[Data records]
<<<<
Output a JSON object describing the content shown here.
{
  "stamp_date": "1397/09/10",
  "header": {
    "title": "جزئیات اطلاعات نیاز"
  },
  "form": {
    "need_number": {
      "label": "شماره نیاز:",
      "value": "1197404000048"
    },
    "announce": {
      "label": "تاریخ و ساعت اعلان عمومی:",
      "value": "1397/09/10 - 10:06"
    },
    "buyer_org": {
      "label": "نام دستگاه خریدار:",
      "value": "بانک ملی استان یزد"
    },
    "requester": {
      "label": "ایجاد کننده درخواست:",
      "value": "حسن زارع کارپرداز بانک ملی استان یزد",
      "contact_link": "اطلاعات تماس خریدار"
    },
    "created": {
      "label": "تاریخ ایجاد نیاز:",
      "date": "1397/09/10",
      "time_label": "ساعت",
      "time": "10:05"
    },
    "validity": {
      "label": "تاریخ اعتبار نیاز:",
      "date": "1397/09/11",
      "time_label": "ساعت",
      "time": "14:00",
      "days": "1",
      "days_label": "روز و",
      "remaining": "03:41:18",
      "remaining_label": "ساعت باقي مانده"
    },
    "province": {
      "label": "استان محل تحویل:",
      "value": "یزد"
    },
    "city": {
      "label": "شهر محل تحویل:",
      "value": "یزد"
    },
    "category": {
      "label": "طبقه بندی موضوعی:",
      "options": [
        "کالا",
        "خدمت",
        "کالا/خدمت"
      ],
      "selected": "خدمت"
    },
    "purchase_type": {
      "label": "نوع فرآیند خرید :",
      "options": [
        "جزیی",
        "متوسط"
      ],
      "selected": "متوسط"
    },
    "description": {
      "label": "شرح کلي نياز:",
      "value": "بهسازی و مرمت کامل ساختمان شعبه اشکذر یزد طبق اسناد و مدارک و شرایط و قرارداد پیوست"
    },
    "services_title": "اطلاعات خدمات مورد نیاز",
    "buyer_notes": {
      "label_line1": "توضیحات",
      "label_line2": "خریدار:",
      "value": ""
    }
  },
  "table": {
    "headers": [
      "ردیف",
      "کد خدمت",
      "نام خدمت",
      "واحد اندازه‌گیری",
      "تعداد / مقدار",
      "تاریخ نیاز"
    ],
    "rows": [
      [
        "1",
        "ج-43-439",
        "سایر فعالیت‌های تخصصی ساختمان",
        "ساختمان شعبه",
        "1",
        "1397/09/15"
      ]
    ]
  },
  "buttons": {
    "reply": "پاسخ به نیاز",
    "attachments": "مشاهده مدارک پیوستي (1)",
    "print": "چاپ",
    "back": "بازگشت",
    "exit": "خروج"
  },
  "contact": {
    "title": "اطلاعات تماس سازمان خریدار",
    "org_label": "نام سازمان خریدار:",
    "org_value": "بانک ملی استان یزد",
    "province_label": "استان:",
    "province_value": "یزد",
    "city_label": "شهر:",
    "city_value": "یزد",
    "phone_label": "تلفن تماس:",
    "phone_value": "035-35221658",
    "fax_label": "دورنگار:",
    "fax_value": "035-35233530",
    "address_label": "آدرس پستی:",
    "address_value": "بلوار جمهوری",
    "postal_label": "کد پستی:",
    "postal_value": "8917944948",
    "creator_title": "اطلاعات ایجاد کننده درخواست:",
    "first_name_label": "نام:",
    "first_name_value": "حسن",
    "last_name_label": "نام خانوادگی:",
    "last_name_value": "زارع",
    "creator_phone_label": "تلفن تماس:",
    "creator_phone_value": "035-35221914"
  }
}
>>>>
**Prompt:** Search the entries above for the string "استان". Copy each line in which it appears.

**Exercise output:**
      "value": "بانک ملی استان یزد"
      "value": "حسن زارع کارپرداز بانک ملی استان یزد",
      "label": "استان محل تحویل:",
    "org_value": "بانک ملی استان یزد",
    "province_label": "استان:",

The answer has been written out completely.